• [TASK INSTRUCTIONS] Make a tally of the lines in the records that include the string "position", and give only that number.

BEGIN

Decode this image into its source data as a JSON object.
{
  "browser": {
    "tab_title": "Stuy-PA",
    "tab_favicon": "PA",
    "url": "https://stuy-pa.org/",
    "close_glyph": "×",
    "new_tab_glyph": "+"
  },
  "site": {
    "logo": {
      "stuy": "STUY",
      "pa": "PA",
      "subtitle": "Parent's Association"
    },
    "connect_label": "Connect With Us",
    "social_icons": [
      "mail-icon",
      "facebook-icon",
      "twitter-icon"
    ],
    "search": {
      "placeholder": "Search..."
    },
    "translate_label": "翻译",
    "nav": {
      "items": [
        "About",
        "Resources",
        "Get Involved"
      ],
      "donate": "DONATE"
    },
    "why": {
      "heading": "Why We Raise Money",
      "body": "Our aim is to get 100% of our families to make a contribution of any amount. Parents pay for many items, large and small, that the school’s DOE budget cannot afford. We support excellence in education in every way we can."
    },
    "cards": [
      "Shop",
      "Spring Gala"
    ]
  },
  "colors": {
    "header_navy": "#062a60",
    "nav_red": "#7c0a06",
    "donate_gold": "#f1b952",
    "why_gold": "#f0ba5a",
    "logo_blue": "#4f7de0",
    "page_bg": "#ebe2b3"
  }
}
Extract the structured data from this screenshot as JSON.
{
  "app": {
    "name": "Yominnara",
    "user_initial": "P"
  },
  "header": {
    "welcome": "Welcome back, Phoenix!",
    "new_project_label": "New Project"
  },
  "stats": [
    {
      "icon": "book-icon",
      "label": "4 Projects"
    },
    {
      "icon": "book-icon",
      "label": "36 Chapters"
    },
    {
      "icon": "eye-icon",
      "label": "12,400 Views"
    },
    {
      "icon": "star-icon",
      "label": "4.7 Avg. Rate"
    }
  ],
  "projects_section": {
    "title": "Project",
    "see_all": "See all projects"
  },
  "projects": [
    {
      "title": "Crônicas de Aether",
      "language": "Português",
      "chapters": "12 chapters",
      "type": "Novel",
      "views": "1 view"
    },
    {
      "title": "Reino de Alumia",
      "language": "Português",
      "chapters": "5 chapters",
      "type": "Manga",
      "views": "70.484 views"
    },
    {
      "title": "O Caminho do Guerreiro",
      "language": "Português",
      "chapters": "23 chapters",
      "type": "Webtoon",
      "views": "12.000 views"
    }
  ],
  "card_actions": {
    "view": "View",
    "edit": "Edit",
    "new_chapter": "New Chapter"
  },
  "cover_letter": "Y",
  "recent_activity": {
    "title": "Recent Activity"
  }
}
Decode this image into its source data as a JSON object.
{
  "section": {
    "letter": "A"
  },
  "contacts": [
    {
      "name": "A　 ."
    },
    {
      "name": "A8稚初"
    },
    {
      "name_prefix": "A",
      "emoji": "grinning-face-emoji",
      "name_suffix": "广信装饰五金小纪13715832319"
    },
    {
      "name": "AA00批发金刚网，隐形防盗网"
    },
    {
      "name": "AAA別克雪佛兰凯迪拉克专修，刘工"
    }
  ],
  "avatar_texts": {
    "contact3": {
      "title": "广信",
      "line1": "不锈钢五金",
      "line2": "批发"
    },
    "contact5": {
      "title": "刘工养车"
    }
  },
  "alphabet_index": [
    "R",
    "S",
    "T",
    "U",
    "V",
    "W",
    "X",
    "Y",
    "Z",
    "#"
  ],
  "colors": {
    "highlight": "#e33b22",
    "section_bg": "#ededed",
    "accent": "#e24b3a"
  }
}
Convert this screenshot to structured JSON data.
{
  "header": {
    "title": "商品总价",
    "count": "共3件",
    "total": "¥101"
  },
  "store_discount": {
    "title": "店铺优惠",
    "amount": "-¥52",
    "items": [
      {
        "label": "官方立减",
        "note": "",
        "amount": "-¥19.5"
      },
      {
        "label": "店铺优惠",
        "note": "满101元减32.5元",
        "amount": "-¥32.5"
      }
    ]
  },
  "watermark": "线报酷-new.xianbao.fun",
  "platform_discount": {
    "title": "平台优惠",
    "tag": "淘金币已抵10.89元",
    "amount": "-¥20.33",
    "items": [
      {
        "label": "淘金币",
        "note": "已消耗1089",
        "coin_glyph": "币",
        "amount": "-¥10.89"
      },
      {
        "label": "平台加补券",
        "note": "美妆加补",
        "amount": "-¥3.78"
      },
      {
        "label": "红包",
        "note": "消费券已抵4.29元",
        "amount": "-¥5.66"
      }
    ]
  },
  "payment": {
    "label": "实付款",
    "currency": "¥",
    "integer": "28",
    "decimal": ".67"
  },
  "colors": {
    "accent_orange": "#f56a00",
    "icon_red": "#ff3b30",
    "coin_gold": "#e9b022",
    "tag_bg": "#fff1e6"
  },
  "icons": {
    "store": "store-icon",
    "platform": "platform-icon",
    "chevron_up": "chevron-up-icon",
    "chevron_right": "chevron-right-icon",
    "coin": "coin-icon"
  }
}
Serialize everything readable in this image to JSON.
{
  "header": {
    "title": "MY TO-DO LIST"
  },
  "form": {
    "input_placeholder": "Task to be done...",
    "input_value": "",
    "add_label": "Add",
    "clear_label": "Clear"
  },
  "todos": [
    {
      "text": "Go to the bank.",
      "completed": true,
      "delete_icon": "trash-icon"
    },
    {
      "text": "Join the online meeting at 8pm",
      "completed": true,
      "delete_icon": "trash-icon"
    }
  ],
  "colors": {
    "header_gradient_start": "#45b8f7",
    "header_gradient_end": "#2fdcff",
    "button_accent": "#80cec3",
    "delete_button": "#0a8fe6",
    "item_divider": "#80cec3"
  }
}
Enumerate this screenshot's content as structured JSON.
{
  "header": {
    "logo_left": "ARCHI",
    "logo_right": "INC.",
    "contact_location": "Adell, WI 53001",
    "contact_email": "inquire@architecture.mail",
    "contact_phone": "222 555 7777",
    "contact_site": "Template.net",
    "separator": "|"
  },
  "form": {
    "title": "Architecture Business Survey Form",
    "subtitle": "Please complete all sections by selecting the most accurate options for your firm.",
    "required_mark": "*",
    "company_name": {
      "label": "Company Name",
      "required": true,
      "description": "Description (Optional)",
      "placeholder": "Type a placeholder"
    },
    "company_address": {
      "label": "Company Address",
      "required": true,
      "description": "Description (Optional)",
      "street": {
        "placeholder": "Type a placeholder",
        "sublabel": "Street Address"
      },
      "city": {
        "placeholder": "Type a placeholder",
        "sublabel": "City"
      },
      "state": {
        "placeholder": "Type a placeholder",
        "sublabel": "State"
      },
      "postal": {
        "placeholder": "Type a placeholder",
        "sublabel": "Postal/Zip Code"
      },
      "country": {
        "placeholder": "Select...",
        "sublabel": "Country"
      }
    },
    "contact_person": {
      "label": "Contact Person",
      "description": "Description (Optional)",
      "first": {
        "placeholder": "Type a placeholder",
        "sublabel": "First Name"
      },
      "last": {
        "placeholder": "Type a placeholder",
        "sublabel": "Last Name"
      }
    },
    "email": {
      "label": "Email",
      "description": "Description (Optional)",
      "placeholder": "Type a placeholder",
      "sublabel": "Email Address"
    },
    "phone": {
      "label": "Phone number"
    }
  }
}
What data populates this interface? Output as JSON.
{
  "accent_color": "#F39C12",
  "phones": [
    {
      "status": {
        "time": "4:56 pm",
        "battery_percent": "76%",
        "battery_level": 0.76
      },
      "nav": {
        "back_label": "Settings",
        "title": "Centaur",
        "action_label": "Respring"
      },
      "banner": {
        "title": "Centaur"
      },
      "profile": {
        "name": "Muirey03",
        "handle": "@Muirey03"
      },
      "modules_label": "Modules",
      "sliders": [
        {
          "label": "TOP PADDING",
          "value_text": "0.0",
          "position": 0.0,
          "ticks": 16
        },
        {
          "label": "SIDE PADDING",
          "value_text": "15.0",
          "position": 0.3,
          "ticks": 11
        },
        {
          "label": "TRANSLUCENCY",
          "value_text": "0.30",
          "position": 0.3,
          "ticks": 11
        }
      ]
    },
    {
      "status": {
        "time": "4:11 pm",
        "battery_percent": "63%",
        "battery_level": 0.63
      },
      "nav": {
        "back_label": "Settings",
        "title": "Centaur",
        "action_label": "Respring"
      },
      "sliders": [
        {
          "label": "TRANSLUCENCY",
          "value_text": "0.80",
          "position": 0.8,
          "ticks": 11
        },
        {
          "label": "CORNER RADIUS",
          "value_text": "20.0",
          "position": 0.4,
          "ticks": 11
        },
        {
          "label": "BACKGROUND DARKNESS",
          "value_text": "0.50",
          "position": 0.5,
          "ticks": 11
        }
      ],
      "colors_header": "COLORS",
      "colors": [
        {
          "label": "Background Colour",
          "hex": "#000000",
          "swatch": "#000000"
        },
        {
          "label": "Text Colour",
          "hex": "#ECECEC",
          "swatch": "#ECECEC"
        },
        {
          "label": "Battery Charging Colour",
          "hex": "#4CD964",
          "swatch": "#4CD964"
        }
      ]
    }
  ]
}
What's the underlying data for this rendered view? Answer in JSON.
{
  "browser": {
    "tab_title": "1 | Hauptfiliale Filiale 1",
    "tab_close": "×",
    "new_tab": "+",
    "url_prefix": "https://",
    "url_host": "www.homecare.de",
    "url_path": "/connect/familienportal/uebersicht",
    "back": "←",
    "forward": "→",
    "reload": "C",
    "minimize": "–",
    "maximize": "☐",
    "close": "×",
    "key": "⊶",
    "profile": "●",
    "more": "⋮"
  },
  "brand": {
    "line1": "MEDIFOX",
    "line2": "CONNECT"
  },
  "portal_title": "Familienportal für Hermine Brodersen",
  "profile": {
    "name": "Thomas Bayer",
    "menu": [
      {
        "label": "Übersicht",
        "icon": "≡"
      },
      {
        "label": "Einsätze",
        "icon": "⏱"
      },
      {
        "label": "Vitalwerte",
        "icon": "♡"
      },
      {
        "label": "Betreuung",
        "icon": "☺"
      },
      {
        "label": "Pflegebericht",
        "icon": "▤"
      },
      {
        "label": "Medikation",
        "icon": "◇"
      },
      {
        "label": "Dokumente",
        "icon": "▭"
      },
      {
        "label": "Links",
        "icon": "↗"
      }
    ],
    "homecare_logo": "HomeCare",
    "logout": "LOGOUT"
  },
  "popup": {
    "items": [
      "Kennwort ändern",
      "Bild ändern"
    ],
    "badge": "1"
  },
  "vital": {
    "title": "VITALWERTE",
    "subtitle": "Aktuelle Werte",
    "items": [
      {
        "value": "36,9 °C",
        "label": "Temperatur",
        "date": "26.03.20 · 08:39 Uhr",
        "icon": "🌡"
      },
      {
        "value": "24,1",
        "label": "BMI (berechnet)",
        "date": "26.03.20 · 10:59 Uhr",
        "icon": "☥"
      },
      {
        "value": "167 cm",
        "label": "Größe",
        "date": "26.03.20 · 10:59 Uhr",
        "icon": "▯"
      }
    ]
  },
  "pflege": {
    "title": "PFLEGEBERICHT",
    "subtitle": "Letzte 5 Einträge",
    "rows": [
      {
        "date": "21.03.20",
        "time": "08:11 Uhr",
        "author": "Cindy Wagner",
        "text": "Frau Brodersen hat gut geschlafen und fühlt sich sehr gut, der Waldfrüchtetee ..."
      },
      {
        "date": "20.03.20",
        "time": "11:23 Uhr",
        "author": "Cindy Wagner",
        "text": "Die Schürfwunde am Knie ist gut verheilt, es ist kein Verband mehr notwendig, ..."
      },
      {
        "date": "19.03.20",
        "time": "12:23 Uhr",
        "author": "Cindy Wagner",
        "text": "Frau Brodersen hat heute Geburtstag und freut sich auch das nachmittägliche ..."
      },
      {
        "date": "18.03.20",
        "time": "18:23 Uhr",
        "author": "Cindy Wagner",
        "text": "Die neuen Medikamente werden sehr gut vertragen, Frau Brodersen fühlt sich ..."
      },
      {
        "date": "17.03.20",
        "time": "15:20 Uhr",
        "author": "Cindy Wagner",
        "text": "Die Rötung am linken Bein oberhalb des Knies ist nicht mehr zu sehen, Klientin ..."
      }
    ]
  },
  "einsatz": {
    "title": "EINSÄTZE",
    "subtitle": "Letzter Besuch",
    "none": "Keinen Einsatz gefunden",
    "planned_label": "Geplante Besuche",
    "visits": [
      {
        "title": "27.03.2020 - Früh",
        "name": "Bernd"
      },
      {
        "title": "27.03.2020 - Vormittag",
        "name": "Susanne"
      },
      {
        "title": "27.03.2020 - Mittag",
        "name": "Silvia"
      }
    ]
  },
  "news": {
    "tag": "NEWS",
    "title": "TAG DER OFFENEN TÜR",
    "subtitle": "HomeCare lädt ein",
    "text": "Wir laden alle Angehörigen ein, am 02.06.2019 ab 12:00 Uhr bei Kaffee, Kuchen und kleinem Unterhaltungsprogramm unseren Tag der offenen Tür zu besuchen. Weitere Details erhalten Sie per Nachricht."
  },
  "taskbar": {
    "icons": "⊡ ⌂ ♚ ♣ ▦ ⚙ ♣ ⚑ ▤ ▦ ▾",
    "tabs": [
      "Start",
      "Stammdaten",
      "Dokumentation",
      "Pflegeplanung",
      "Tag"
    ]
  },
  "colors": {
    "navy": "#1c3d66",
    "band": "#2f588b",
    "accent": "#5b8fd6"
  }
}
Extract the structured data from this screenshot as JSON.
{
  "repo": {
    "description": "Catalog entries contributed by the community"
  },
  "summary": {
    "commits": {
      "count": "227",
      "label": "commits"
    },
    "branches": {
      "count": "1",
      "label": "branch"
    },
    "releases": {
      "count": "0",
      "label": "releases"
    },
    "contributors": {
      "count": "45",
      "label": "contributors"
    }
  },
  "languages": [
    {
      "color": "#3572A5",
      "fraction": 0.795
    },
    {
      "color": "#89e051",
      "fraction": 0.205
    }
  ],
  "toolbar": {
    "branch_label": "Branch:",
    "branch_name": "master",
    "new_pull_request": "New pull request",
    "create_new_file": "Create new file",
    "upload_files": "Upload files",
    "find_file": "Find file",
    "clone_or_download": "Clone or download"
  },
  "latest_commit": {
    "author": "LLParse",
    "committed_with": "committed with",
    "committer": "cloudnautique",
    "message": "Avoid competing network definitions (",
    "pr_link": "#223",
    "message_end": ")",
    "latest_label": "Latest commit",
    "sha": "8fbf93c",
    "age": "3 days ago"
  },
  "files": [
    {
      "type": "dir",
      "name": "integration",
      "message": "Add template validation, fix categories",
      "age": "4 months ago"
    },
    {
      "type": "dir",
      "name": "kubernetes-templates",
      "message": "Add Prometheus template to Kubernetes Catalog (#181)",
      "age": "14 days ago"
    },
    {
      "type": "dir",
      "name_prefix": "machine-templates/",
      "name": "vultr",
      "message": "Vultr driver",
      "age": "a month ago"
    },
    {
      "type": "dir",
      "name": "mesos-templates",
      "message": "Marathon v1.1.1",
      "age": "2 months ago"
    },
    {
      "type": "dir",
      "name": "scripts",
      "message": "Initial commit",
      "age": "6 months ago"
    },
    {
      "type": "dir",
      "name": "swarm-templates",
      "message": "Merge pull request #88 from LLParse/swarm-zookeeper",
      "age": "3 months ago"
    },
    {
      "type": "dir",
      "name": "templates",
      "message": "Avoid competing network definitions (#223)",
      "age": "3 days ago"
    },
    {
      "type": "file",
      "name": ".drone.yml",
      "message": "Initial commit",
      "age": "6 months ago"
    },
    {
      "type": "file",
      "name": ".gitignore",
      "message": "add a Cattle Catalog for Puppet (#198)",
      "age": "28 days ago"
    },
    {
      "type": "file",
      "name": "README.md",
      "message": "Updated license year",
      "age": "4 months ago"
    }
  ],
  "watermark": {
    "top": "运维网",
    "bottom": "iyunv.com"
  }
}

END

• [THE COMPLETED TASK] 6